Concepts: Genetics, Evolution, Insect, Asclepias, Cretaceous, Ant, Aphid, Asclepias syriaca

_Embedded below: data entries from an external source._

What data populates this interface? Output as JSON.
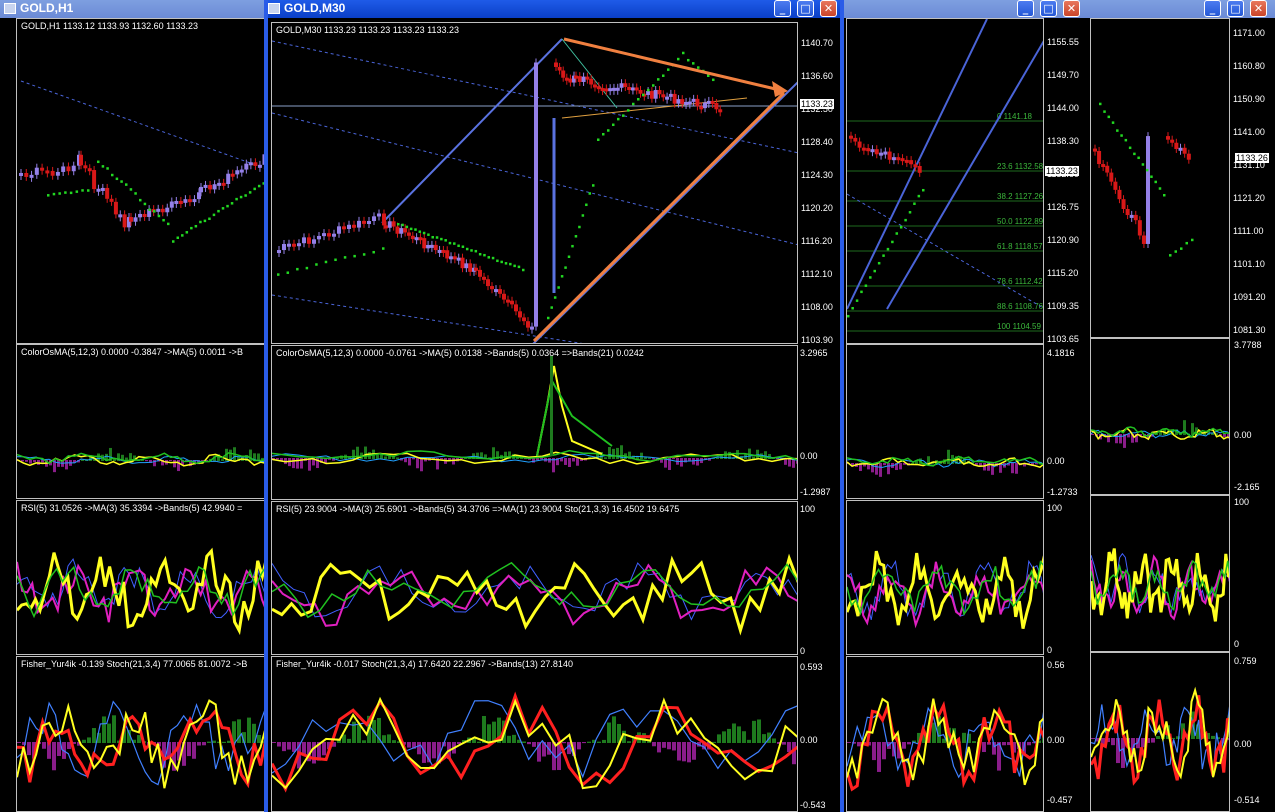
{
  "windows": {
    "h1": {
      "title": "GOLD,H1",
      "chart_header": "GOLD,H1  1133.12 1133.93 1132.60 1133.23",
      "colorosma_header": "ColorOsMA(5,12,3) 0.0000 -0.3847  ->MA(5) 0.0011  ->B",
      "rsi_header": "RSI(5) 31.0526  ->MA(3) 35.3394  ->Bands(5) 42.9940  =",
      "fisher_header": "Fisher_Yur4ik -0.139  Stoch(21,3,4) 77.0065 81.0072  ->B"
    },
    "m30": {
      "title": "GOLD,M30",
      "chart_header": "GOLD,M30  1133.23 1133.23 1133.23 1133.23",
      "price_ticks": [
        "1140.70",
        "1136.60",
        "1132.50",
        "1128.40",
        "1124.30",
        "1120.20",
        "1116.20",
        "1112.10",
        "1108.00",
        "1103.90"
      ],
      "last_price": "1133.23",
      "colorosma_header": "ColorOsMA(5,12,3) 0.0000 -0.0761  ->MA(5) 0.0138  ->Bands(5) 0.0364  =>Bands(21) 0.0242",
      "colorosma_ticks": [
        "3.2965",
        "0.00",
        "-1.2987"
      ],
      "rsi_header": "RSI(5) 23.9004  ->MA(3) 25.6901  ->Bands(5) 34.3706  =>MA(1) 23.9004  Sto(21,3,3) 16.4502 19.6475",
      "rsi_ticks": [
        "100",
        "0"
      ],
      "fisher_header": "Fisher_Yur4ik -0.017  Stoch(21,3,4) 17.6420 22.2967  ->Bands(13) 27.8140",
      "fisher_ticks": [
        "0.593",
        "0.00",
        "-0.543"
      ],
      "buttons": {
        "minimize": "_",
        "maximize": "□",
        "close": "✕"
      }
    },
    "w3": {
      "price_ticks": [
        "1155.55",
        "1149.70",
        "1144.00",
        "1138.30",
        "1132.60",
        "1126.75",
        "1120.90",
        "1115.20",
        "1109.35",
        "1103.65"
      ],
      "last_price": "1133.23",
      "fib_labels": [
        "0 1141.18",
        "23.6 1132.58",
        "38.2 1127.26",
        "50.0 1122.89",
        "61.8 1118.57",
        "78.6 1112.42",
        "88.6 1108.76",
        "100 1104.59"
      ],
      "colorosma_ticks": [
        "4.1816",
        "0.00",
        "-1.2733"
      ],
      "rsi_ticks": [
        "100",
        "0"
      ],
      "fisher_ticks": [
        "0.56",
        "0.00",
        "-0.457"
      ]
    },
    "w4": {
      "price_ticks": [
        "1171.00",
        "1160.80",
        "1150.90",
        "1141.00",
        "1131.10",
        "1121.20",
        "1111.00",
        "1101.10",
        "1091.20",
        "1081.30"
      ],
      "last_price": "1133.26",
      "colorosma_ticks": [
        "3.7788",
        "0.00",
        "-2.165"
      ],
      "rsi_ticks": [
        "100",
        "0"
      ],
      "fisher_ticks": [
        "0.759",
        "0.00",
        "-0.514"
      ]
    }
  },
  "colors": {
    "bull": "#9480e8",
    "bear": "#d81818",
    "sar": "#22d822",
    "channel": "#4a64d8",
    "arrow": "#f08040",
    "yellow": "#ffff20",
    "magenta": "#e020c0",
    "hist_green": "#1e7a1e",
    "hist_purple": "#8a1d8a"
  }
}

Aphids are important agricultural pests worldwide. Their control is largely based on chemical insecticides. One species that shows important invasive abilities and host-plant-related differences is Therioaphis trifolii (Monell) (Hemiptera: Aphididae). T. trifolii maculata, also known as spotted alfalfa aphid (SAA), can be very injurious to alfalfa crops in certain regions, such as in Saudi Arabia for effective control it is essential to diagnose and monitor the resistance mechanisms in the SAA populations. In the present study, we analysed acetylcholinesterase (ace) target site insensitivity mechanisms. A 650 bp length DNA containing the putative acetylcholinesterase (ace1) precursor was obtained and compared with other Hemipteran species. The sequences of many individual aphids collected from alfalfa crops in Saudi Arabia were analysed for the presence of resistance mutations: no resistance mutations were found at the resistance mutation loci 302; however, the presence of a serine-phenylalanine substitution (S431F) was identified in one individual. The S431F substitution, has been shown to confer significant levels of both organophosphate and carbamate resistance in other aphid species, and is now found for the first time in T. trifolii. We subsequently developed a simple polymerase chain reaction-restriction fragment length polymorphism assays for the S431F mutation, using a TaqI restriction site destroyed by the S431F mutation. The novel diagnostic assay may support the implementation of Insecticide Resistance Management strategies, for the control of SAA in alfalfa crops in the Kingdom of Saudi Arabia, and other countries worldwide.

Concepts: DNA, Mutation, Insect, Saudi Arabia, Hemiptera, Insecticide, Aphid, Sternorrhyncha